The results suggest that a telephonic targeted care management program can have a positive impact in reducing recidivism in a high-risk population. After accounting for staffing costs, the program reduced acute care expenses by $3,301 per program member. Several critical factors played a role in the success of this program, including the ability to identify, enroll, flag, and monitor high-risk members and to provide ongoing reminder calls and appointment verification. Also crucial was the sensitivity of staff to detect signs and symptoms that would identify members who were at risk of dropping out of treatment. Another critical factor was the ability to direct calls from members to the care manager, who had developed relationships with members and their families, thus optimizing the effectiveness of interventions that were implemented to address the member's nonadherence to treatment. Also important was the knowledge that the medical director and the acute care team could help develop treatment intervention strategies and provide any additional resources. In addition, the case manager was able to coordinate with the behavioral health practitioner to facilitate the integration of care between the behavioral health care practitioner, the primary care physician, and the health maintenance organization.

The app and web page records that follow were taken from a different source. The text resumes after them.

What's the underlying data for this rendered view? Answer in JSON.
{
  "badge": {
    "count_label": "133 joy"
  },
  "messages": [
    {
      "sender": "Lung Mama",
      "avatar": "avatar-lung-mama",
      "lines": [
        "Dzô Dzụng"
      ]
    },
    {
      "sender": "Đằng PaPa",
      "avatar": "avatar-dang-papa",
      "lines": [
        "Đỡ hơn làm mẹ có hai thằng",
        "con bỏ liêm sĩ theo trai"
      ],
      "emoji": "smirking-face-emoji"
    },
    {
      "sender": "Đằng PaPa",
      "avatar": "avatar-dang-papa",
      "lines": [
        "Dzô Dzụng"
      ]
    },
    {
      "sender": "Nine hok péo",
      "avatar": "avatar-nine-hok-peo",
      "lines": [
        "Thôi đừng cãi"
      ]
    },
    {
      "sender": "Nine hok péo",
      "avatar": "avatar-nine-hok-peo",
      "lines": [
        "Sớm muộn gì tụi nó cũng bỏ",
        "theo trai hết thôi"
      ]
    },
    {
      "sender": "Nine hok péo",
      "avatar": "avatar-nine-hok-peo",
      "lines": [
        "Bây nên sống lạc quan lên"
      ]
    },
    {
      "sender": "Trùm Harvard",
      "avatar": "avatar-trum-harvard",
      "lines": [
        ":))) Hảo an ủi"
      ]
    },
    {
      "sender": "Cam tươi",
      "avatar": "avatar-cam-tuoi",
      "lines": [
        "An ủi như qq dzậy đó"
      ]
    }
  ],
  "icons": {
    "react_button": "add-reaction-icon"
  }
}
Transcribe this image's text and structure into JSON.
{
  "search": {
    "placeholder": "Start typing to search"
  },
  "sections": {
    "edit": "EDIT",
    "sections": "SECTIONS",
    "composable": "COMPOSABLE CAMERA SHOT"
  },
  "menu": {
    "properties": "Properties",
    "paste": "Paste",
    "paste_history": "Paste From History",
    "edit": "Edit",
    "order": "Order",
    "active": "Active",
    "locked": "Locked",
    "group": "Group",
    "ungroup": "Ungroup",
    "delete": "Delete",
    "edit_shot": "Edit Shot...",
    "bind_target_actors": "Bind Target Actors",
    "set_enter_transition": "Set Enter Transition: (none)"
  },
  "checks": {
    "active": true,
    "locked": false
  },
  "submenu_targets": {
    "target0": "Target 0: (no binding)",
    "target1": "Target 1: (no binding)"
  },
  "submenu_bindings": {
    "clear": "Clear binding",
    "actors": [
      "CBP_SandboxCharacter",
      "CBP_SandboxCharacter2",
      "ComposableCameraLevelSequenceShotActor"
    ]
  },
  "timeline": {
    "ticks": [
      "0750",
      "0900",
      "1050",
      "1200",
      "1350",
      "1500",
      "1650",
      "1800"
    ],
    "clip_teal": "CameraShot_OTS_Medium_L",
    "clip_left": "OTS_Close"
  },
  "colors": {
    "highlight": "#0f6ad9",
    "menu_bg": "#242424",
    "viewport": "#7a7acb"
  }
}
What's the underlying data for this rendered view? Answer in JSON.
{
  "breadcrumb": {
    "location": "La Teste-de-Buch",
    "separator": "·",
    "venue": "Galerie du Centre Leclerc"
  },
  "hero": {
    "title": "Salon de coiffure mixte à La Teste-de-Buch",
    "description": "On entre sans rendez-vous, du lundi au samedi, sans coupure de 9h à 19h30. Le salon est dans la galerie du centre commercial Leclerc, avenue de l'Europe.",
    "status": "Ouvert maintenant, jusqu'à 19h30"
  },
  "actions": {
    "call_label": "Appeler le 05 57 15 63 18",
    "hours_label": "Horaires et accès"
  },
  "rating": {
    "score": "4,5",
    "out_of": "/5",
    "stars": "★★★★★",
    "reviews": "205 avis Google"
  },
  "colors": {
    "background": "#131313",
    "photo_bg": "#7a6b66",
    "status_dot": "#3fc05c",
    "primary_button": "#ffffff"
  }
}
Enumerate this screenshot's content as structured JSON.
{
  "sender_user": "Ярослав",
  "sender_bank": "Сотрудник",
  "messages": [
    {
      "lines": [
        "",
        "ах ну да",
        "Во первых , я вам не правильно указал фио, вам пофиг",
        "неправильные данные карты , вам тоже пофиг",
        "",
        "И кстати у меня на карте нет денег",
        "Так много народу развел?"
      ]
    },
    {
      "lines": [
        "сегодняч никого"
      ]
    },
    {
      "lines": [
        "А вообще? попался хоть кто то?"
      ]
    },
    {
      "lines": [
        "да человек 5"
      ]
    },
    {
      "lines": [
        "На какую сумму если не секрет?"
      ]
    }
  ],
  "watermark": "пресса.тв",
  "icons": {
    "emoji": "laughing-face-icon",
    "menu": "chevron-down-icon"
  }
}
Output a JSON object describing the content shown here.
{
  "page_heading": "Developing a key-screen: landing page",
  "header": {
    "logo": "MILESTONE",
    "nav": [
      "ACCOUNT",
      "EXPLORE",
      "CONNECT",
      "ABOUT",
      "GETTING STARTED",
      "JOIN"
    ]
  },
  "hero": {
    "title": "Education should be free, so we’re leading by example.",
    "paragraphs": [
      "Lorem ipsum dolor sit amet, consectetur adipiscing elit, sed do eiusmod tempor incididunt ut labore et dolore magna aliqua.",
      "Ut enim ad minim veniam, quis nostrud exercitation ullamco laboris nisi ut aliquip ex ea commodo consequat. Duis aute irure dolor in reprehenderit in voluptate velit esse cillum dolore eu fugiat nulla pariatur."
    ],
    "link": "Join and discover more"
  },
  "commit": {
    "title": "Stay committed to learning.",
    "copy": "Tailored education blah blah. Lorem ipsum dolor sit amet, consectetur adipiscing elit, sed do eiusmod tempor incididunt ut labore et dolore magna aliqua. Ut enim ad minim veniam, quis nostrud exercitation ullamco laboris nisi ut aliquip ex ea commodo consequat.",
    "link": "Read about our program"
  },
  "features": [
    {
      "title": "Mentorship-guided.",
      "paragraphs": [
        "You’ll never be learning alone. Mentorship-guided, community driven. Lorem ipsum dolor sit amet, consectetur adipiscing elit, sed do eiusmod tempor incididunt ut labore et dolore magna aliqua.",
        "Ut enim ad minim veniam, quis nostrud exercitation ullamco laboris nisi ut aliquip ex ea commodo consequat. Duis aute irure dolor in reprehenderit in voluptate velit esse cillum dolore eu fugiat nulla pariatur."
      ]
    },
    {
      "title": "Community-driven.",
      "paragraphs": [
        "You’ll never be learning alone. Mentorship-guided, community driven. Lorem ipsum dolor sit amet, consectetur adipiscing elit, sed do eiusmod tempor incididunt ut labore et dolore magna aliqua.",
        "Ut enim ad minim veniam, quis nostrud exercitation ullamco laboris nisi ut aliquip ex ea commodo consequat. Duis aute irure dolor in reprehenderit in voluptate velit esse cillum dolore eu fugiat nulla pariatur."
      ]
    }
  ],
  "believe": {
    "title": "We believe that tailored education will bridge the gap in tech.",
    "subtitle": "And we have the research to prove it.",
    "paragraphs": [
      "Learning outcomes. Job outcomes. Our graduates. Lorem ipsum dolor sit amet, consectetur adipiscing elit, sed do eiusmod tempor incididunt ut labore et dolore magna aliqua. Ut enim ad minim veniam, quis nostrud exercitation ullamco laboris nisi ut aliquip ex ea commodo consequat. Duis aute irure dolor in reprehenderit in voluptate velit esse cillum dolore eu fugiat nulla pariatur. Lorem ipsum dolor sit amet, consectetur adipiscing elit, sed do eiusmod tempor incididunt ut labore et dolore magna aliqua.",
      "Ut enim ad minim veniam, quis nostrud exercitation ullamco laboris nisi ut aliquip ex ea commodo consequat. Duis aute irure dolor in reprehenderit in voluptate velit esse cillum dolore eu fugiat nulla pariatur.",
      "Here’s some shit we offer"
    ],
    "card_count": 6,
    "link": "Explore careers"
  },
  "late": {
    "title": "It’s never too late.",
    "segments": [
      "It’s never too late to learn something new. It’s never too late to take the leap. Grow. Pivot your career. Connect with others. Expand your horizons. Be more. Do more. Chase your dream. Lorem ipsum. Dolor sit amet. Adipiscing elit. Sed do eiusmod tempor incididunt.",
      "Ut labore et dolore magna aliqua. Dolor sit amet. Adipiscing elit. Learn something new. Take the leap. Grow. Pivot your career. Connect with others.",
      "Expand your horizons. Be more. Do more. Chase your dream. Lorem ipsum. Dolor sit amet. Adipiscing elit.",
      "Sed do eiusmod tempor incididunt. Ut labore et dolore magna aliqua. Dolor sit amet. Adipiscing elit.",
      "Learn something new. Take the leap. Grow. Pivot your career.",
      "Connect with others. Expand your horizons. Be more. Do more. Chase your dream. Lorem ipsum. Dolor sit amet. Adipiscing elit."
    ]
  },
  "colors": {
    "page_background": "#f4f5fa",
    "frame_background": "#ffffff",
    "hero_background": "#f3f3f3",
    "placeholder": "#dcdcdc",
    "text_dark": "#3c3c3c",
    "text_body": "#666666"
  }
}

The study does have limited generalizability because the population served by the program, although severely and persistently mentally ill, was served by a health maintenance organization and, therefore, is not necessarily representative of the population of persons with severe and persistent mental illness in the public sector. The population served by a health maintenance organization is likely to have more economic resources available and may have more social support. The fact that the program was voluntary and some members declined to participate also limits its generalizability. To be effective, the program required phone numbers to be current, and difficulties were encountered in keeping correct phone numbers and addresses for some members. Some barriers, such as the inability to pay copayments and problems with transportation, were identified but could not be resolved by program staff.
Our group established a best practices model, telephonic targeted care management, to reduce recidivism. Although controlled studies will be needed to characterize this model further, we believe that our study sets a benchmark from which to proceed.
The authors thank Miriam Menendez, L.C.S.W., and Carmen Burgess for their concerted efforts and dedication to the members of the program.
Mr. Taylor is chief operating officer and director of clinical operations, Dr. LoPiccolo is medical director and associate professor and vice-chairman in the department of psychiatry and behavioral sciences, Dr. Eisdorfer is the chief executive officer and professor and chair in the department of psychiatry and behavioral sciences, and Ms. Clemence is the director of quality improvement and information systems at University of Miami Behavioral Health. Send correspondence to Mr. Taylor at 1150 NW 14th Street, Suite 501 (M-861), Miami, Florida 33136 (e-mail, firstname.lastname@example.org). Preliminary results were presented at a poster session at the annual meeting of the American Psychiatric Association, held May 1 to 6, 2004, in New York and at a poster session at the American Psychiatric Association's Institute on Psychiatric Services, held October 6 to 10, 2004, in Atlanta. William M. Glazer, M.D., is editor of this column.
Hospital use by 60 clients with multiple inpatient admissions before and after implementation of a telephonic targeted care management program